NEW DELHI/BHUBANESWAR (Reuters) - Two Coal India units that together account for a third of its production expect double-digit growth in output next fiscal year as they use more sophisticated machinery and expand mines, officials at the units said on Tuesday.
The expected production jump will help India keep a lid on imports of coal, which have surged in recent years due to regulatory, environmental and land acquisition delays in starting new mines at home.
Mahanadi Coalfields, a Coal India unit with operations in the eastern state of Odisha, expects output to rise to 135 million tonnes next fiscal year from about 114 million this year, Director Of Operations A.K. Tiwari told Reuters.
"We expect 2014/15 to be better as we're likely to get environmental clearances to expand some mines," he said, adding that output this fiscal year would be below its target of 120 million due to employee strikes and flooding in some mines.
Western Coalfields, another unit that focuses on the western state of Maharashtra and the central state of Madhya Pradesh, expects production to rise 10 percent to 44 million tonnes in 2014/15, Chairman Dinesh Chandra Garg said by phone.
The unit's first potential output increase in five years will come largely from increasing the use of loaders and dumpers in underground mines, application of more conveyor belts and replacing hand-held drill machines by universal drill machines.
Garg said he could not predict which mines would help raise Western Coalfields' production in 2014/15. It runs 82 mines, which accounted for about 9 percent of state-run Coal India's output of 366.6 million tonnes in the April-January period.
Coal India, which accounts for about 80 percent of the country's output, has been unable to meet growing demand, which has made India the world's third-largest importer of coal even though it sits on what British energy group BP Plc ranks as the fifth-largest reserve.
As a result, coal imports rose 21 percent to 152 million tonnes in 2013, with power producers buying the most, data from research firm OreTeam showed.

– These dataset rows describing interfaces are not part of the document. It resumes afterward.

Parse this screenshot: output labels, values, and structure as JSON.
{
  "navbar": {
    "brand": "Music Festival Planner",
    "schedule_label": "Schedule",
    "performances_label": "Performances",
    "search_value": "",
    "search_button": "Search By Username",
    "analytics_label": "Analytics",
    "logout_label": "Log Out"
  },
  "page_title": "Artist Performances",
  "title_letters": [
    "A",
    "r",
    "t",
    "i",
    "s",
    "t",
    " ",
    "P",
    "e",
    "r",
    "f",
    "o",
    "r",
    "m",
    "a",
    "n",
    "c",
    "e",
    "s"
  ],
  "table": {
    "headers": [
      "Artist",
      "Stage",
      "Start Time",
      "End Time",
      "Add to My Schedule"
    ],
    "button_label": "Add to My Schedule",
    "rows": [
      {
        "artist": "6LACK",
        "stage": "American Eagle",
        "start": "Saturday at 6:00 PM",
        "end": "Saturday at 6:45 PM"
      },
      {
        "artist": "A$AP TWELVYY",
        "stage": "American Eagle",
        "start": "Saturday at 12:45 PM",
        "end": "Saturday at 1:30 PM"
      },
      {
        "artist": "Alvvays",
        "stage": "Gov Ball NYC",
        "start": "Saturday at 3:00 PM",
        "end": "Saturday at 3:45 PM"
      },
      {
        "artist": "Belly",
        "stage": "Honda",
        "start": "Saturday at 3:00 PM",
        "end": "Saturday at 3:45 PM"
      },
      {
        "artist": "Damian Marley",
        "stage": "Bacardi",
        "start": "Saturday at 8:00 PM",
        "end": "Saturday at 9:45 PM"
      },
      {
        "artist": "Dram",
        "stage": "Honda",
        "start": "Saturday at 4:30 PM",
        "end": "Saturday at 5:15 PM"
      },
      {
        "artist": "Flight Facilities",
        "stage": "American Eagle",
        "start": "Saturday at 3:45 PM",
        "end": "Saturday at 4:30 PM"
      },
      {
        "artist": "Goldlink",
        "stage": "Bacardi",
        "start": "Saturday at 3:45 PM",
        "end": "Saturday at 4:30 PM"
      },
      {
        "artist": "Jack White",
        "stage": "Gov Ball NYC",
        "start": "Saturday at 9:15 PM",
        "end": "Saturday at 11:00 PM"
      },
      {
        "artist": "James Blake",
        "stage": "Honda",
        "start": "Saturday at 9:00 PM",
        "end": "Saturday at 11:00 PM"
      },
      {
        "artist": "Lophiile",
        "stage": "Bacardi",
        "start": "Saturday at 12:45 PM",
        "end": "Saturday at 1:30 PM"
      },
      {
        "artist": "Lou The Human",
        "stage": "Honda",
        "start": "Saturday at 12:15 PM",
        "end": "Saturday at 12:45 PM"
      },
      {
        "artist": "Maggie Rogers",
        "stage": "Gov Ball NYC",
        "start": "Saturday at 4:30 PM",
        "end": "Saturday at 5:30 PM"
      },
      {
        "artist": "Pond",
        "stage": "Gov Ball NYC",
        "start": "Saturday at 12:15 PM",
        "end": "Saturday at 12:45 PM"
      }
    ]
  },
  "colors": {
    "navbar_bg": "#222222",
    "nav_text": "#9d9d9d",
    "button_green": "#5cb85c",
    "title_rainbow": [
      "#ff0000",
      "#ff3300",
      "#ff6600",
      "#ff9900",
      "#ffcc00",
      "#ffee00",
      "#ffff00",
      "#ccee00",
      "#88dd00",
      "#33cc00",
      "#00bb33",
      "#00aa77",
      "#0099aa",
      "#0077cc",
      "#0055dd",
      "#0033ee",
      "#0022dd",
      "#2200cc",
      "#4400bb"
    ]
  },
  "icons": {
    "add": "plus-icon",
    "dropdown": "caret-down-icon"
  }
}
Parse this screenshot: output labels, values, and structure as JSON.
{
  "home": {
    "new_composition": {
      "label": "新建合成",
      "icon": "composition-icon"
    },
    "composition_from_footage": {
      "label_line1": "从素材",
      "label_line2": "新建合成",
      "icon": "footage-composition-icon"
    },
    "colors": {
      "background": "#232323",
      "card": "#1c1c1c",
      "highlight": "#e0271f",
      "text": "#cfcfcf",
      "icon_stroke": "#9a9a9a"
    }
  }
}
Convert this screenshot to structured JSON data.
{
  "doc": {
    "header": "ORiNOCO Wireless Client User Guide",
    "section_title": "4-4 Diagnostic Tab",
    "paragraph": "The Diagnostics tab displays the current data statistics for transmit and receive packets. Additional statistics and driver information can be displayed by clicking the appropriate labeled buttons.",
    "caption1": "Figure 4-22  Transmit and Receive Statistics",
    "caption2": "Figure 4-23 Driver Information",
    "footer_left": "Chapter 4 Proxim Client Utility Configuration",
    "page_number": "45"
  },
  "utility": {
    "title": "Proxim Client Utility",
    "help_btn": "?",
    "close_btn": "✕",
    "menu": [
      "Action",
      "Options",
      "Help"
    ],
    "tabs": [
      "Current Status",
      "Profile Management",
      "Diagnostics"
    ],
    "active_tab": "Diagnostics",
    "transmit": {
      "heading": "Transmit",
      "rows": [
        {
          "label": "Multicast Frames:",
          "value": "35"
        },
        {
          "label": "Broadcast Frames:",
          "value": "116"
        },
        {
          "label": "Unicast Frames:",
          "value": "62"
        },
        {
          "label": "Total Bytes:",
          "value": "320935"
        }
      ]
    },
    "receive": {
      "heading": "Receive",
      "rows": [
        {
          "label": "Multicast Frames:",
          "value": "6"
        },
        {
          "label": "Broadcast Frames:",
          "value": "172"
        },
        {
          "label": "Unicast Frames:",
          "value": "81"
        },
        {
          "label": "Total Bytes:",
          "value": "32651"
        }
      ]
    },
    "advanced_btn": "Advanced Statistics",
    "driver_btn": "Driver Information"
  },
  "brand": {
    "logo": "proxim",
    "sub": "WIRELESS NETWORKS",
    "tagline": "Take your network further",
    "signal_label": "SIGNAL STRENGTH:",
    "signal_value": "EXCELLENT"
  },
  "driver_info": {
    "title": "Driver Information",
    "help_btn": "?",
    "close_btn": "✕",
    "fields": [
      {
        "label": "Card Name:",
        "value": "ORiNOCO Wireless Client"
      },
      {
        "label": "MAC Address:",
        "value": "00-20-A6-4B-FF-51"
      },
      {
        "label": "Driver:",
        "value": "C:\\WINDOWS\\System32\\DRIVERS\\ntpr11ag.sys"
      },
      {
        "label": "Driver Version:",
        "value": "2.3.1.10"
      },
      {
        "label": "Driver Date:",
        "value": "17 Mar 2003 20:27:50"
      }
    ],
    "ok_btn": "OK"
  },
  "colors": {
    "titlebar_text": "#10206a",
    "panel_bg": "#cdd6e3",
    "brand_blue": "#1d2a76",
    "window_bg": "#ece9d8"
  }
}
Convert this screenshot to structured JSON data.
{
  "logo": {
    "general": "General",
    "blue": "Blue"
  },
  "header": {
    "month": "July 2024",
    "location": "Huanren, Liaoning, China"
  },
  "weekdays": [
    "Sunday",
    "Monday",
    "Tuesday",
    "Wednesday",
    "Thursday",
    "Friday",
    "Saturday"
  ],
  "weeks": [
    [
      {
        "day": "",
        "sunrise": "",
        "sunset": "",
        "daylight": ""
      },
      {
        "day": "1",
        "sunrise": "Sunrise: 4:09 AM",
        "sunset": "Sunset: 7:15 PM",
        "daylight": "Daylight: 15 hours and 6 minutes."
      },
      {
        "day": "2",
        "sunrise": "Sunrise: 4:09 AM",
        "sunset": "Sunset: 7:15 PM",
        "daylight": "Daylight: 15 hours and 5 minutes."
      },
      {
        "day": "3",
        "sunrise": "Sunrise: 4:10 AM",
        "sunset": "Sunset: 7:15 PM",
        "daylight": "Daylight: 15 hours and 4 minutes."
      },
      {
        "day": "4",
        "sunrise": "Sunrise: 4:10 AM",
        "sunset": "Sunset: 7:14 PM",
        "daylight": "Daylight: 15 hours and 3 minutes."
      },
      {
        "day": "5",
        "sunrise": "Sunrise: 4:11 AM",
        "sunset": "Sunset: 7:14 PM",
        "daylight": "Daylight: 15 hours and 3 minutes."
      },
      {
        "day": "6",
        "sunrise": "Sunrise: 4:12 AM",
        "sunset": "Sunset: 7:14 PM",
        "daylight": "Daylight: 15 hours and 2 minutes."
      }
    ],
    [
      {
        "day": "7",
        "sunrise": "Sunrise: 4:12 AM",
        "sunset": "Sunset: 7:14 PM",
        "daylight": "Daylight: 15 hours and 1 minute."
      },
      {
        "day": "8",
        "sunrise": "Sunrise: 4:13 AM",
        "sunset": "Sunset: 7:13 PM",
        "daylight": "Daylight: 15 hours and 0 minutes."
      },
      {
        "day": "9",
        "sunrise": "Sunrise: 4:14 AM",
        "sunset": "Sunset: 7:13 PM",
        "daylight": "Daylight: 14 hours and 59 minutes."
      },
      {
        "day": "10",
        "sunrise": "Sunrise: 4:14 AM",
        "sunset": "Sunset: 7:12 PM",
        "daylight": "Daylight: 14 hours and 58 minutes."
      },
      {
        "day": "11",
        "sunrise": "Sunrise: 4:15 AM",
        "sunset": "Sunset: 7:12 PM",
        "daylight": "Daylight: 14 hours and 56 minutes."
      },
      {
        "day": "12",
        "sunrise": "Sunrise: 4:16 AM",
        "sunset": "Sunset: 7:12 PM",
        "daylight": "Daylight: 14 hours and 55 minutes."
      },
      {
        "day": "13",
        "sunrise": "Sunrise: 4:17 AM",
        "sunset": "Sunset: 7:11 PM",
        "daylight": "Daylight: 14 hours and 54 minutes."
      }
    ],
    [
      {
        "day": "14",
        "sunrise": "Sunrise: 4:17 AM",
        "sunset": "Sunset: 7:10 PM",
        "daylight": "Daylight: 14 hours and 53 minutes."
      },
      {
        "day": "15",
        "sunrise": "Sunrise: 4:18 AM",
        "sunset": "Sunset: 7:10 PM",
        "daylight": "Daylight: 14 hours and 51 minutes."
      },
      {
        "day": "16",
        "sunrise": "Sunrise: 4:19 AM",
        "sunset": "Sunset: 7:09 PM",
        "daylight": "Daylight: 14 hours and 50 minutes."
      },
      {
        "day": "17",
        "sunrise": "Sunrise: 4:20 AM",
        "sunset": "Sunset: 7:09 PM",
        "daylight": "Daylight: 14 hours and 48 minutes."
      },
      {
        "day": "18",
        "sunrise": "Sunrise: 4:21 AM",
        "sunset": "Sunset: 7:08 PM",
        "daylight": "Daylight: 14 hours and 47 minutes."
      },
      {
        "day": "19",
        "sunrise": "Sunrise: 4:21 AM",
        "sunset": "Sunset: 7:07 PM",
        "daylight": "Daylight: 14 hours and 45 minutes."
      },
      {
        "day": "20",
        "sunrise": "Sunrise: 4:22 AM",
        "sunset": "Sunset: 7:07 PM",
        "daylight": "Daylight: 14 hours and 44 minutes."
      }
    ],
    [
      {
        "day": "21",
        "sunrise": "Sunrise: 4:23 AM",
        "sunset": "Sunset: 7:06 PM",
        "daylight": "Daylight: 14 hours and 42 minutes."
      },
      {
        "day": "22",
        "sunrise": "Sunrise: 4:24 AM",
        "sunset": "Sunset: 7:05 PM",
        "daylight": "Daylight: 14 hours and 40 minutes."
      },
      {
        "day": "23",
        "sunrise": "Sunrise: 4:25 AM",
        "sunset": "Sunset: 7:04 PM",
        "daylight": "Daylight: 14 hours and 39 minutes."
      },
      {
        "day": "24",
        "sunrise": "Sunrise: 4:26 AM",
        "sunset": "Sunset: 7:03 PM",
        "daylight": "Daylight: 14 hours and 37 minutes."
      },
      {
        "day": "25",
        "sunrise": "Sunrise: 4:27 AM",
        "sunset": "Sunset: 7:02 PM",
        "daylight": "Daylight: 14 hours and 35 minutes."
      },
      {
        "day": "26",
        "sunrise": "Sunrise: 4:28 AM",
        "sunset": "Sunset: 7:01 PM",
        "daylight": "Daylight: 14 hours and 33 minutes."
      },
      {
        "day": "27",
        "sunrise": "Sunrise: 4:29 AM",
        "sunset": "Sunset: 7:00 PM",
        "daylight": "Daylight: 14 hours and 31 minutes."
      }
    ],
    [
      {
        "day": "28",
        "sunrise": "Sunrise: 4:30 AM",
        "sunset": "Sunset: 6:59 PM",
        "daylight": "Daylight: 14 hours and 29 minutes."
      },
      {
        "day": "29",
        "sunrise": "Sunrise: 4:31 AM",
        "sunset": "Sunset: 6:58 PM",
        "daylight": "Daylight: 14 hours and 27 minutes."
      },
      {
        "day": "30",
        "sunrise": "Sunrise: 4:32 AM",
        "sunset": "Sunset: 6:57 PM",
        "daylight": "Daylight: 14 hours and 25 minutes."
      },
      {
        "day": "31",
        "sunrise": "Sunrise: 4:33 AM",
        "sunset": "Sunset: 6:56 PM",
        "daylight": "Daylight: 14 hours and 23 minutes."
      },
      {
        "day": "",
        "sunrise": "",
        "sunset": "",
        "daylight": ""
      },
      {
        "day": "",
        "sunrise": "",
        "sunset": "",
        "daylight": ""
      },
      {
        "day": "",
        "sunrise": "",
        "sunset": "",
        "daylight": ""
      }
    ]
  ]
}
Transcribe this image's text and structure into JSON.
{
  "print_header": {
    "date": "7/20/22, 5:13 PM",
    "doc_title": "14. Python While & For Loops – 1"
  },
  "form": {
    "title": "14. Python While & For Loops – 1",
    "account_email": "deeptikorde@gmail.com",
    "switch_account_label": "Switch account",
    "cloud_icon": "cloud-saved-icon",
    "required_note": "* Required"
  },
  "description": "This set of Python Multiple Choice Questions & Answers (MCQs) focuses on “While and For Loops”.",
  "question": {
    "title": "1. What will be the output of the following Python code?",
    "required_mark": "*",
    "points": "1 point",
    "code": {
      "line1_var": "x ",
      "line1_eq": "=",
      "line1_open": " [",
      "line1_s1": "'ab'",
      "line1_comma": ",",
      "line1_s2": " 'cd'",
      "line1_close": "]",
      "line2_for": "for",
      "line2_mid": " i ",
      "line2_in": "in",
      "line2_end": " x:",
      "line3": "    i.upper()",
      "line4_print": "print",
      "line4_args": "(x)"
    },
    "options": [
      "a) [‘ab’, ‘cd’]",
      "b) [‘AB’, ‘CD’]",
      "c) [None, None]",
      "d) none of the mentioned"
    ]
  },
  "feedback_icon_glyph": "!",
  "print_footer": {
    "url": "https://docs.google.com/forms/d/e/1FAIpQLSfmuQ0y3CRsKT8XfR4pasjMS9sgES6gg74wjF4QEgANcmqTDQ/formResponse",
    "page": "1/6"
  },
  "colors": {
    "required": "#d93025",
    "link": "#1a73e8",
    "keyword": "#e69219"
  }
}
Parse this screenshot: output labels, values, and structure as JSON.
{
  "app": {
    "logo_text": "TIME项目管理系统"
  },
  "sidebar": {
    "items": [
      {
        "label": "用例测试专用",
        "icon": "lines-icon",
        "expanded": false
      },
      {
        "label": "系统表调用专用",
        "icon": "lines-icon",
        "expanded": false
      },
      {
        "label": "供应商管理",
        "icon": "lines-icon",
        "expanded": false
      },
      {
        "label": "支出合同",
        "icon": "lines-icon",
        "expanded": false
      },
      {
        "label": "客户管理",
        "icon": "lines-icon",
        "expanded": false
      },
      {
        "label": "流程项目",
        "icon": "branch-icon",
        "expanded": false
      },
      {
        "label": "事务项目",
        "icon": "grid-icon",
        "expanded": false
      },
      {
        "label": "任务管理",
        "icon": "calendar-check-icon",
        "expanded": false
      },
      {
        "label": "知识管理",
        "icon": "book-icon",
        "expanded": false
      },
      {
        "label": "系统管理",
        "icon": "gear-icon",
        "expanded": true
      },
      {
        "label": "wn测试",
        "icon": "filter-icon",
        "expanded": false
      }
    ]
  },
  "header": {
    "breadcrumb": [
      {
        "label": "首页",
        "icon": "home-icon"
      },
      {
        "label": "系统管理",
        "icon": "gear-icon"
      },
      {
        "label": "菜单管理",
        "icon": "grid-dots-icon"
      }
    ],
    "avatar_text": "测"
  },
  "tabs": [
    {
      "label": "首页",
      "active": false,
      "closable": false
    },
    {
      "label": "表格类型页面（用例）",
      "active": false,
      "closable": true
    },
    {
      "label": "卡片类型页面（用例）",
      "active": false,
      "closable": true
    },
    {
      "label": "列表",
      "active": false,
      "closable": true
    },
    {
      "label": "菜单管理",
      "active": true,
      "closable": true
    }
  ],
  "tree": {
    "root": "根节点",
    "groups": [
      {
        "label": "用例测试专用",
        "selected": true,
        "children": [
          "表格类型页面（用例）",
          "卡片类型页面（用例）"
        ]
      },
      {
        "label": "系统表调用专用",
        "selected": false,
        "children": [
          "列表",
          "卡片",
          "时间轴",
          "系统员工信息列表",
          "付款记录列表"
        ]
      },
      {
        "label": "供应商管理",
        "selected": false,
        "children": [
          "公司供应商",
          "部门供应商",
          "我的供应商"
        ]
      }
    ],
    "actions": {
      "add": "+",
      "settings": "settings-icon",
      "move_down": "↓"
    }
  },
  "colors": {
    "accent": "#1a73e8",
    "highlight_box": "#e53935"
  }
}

Shipments could reach 170 million tonnes in 2014, it added.
Coal India's production for the year ending March 31 will probably be 475 million tonnes, about 7 million short of its target, as production was hit by employee strikes and a cyclone that flooded mines, a company official said.
Its target for the next fiscal year is likely to be finalised by next week, the official said, requesting anonymity.
India's coal production is targeted to rise 8 percent to 604 million tonnes in 2013/14 and reach 795 million by 2016/17, Coal Minister Sriprakash Jaiswal said earlier this month. Actual output has frequently fallen short of the government targets.
The shortfall in India has helped top suppliers such as Indonesia, Australia, South Africa and the United States raise their exports over the years.
(Editing by Muralikumar Anantharaman and Jane Baird)